BOULDER, Colo. --  For the past five days, environmental activist students have been staging a sit-in at the University of Colorado campus in Boulder.

On Tuesday, there a bit of success when they got a meeting with chancellor Philip DiStefano.

But what thrust their fight into the headlines was a poster banning reporters from the building. It was placed outside the room where students are staying around the clock.

“It’s absolutely appalling. We've been told since Day 1 that reporters are not allowed in the building,” a protester said.

The pictures are on what appears to be a most-wanted poster showing photos of a Boulder Daily Camera reporter and photographers.

Underneath the photos are big letters that read, “Not allowed in the building.”

Reporter Elizabeth Hernandez said she had been banned from a private building on campus. It was not good news for the group Fossil Free CU, which had been asking to meet with DiStefano.

"And in this fight the stakes are so high," a protester said. "This is about our future. We know that suppressing student voices is not what this university stands behind.”

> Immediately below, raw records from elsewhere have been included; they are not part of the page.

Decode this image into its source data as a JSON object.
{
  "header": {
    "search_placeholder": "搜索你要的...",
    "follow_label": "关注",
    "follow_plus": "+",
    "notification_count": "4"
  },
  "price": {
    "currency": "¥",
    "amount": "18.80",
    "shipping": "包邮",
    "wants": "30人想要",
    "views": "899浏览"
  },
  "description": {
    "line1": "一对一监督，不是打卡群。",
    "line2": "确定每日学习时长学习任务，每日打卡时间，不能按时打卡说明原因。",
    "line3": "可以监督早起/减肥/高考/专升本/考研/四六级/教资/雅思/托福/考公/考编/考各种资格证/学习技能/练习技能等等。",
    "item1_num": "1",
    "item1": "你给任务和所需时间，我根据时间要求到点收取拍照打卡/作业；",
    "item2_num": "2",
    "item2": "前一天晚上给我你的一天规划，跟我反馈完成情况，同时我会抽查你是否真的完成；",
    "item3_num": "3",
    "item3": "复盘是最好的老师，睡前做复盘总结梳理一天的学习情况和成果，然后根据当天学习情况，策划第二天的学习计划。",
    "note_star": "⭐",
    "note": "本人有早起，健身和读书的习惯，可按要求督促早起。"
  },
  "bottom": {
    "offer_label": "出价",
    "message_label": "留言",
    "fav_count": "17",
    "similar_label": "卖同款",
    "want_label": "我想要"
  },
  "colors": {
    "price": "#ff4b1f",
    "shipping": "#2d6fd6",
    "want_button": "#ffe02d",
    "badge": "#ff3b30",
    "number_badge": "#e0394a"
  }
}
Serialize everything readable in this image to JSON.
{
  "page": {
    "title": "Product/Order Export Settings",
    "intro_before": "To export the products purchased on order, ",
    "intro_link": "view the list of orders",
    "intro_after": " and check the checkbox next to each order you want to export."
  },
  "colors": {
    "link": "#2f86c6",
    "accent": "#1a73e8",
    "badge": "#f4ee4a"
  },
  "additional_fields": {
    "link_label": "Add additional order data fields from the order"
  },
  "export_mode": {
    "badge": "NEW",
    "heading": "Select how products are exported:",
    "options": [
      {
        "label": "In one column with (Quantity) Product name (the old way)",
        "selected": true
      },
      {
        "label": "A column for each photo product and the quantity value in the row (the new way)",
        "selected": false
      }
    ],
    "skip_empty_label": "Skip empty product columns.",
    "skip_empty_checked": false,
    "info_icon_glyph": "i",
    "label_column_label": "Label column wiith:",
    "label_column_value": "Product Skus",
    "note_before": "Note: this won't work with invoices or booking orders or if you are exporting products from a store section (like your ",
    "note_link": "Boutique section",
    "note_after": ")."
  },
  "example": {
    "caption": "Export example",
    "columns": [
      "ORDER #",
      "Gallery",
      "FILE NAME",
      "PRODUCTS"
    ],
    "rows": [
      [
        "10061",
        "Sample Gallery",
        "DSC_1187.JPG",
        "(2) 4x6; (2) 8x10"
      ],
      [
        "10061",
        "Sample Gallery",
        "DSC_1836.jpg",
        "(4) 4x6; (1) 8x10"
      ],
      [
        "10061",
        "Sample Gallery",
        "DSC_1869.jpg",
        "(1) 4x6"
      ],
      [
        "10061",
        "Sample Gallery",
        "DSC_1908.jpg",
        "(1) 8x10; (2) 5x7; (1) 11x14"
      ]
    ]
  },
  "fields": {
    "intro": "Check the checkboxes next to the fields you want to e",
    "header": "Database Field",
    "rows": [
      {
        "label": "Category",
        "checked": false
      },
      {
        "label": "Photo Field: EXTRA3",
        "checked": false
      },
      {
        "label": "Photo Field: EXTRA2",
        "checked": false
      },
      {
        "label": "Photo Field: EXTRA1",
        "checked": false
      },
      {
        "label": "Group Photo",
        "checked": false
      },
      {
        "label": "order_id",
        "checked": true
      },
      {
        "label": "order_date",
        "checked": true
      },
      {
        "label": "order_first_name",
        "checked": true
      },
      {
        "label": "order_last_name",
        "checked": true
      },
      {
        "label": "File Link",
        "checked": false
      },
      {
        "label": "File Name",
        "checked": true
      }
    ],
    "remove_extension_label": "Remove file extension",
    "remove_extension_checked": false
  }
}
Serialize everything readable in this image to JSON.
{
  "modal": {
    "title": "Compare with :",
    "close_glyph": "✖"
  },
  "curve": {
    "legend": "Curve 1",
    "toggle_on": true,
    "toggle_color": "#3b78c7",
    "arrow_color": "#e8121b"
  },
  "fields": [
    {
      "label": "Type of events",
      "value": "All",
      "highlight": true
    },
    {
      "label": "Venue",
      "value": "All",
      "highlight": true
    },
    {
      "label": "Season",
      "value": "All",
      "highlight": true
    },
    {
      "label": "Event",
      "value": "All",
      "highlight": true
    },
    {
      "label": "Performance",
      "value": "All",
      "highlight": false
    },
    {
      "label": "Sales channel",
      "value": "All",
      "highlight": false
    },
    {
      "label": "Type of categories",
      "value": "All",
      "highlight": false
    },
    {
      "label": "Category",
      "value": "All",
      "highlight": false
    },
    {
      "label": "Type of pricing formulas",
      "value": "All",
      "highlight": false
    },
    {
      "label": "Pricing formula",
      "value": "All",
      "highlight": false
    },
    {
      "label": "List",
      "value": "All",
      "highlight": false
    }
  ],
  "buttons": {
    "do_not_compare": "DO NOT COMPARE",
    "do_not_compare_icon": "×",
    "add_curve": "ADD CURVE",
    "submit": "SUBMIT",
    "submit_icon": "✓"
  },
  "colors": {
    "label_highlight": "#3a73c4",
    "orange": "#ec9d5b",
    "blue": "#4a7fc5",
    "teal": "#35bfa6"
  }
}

The group wants CU to divest from corporations that profit from fossil fuels. Banning the media made things more interesting.

“Bottom line, it was not authorized," CU spokesman Ryan Huff said. "It’s unfortunate and we apologized to them because that should not have happened.”

CU said the chancellor's office is in a private building and an independent security guard posted the flier without the university's permission.

Huff said there was a misunderstanding between the university and the private security company.

"This is on us and we’re sorry for the way this occurred," Huff said.